(2008) The Forbidden Ep - Alas: Special Edition

Idaho

... read moreHere's a lovingly packaged (cardboard foldout ‘n' booklet) pairing on one CD of two late-‘90s mood-pop gems, 1997's The Forbidden EP and 1998's fourth LP, Alas. Originally issued on Buzz, both were cut from similar cloth, and now fit snugly together. Culled to a duo from the L.A. four that made 199...

01:19′:45″ 21 Songs

1
Idaho
The Thick And The Thin
2:56
2
Idaho
Hold Everything
4:06
3
Idaho
Goldenseal
3:36
4
Idaho
Apricots To Armagnac
3:37
5
Idaho
Bass Crawl
6:04
6
Idaho
Jump Up
3:06
7
Idaho
Tensile
2:41
8
Idaho
You'll Get To The Bottom Of This
3:31
9
Idaho
Scrawny
3:10
10
Idaho
Only In The Desert
3:01
11
Idaho
Run But You Ran
4:02
12
Idaho
Clouded
2:33
13
Idaho
Yesterday's Unwinding
3:36
14
Idaho
Leaves Upon The Water
5:28
15
Idaho
The Sun Is All There Is
3:48
16
Idaho
Cruelest Month Cues
8:38
17
Idaho
The Pencils
2:58
18
Idaho
Pilgrim Gun
2:05
19
Idaho
Sky Saw
4:52
20
Idaho
Bath Stop
2:55
21
Idaho
The Batman
3:02
Released 01 January 2008, 2008 Halfpipe Records/Idaho Music

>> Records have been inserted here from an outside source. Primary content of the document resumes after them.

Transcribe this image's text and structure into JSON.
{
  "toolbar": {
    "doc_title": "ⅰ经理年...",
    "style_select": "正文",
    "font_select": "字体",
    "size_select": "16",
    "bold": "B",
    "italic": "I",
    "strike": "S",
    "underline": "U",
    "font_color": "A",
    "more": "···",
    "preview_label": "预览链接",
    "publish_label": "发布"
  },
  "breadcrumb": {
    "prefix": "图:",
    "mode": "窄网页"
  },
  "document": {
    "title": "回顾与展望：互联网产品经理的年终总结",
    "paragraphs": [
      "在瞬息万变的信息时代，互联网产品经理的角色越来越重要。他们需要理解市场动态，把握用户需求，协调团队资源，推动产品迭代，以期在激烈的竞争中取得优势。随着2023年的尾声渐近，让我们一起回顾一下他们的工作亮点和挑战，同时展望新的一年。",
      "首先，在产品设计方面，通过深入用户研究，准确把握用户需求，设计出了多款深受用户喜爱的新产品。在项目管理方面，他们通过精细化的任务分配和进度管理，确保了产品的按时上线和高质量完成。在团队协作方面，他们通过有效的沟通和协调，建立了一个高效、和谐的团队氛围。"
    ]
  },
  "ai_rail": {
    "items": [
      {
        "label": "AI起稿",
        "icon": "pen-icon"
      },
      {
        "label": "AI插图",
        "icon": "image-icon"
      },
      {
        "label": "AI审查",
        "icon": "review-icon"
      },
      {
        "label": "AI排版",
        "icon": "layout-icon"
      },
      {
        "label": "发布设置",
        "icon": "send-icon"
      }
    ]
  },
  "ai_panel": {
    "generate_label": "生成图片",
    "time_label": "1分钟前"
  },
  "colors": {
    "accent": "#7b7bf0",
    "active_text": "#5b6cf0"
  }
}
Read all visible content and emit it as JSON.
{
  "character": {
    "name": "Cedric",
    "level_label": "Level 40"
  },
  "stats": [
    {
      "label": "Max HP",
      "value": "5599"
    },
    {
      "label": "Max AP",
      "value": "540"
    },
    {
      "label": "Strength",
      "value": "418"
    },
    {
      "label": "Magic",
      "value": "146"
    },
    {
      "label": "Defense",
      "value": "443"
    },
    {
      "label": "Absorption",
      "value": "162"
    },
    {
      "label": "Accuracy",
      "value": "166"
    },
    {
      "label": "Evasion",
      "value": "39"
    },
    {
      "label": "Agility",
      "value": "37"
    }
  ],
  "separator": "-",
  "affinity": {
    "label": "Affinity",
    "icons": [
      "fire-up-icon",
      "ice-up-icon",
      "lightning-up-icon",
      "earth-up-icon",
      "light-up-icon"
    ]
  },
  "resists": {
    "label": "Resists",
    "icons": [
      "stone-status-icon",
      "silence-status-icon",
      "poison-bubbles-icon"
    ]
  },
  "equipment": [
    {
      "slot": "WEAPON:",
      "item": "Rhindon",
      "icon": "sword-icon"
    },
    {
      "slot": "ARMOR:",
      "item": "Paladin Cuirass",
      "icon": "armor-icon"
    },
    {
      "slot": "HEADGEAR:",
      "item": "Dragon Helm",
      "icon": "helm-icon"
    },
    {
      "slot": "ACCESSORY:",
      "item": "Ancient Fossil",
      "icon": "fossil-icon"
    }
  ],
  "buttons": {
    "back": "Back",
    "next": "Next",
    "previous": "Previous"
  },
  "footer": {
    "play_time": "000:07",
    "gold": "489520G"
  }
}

Review

Here's a lovingly packaged (cardboard foldout ‘n' booklet) pairing on one CD of two late-‘90s mood-pop gems, 1997's The Forbidden EP and 1998's fourth LP, Alas. Originally issued on Buzz, both were cut from similar cloth, and now fit snugly together. Culled to a duo from the L.A. four that made 1996's watershed Three Sheets to the Wind, just guitarist/leader Jeff Martin and surviving second guitarist Dan Seta -- assisted by Alas guests such as ubiquitous drummer Joey Waronker and Hole bassist Melissa Auf Der Maur lending voice -- the pair manufactured 15 supreme mediations on solitary brooding via dreamscape four-string guitars, perfectly metered to metastasize in Martin's dusky, mumbly baritone pleading (blending well with Auf Der Maur's sweetness). These recordings' hushed silences shine as brightly as the burbling of textural brilliance (don't miss "Bass Crawl," which is what it does tethered to Crazy Horse-on-downers guitars, or the ghostly shimmering of "Scrawny" and the ominously aching "Yesterday's Unwinding"), set to Martin's curious inflections of inertia, somnambulism, and longing. These laconic rudiments (on par with Red House Painters and American Music Club, 400 miles north) fuse in two masterworks, the tom-tom-beholden "Jump Up" and the gliding, xylophone and oboe-twinkling "Only in the Desert," as timelessly warm and beautifully barren as the desert L.A. was. Martin alit for similar pastures on 2000's Hearts of Palm, 2001's Levitate, and 2005's louder The Long Gunman, but this makes great revisiting (Note: Skip the bonus CD of incoherent film cue outtakes of nothing much and five lesser songs.) ~ Jack Rabid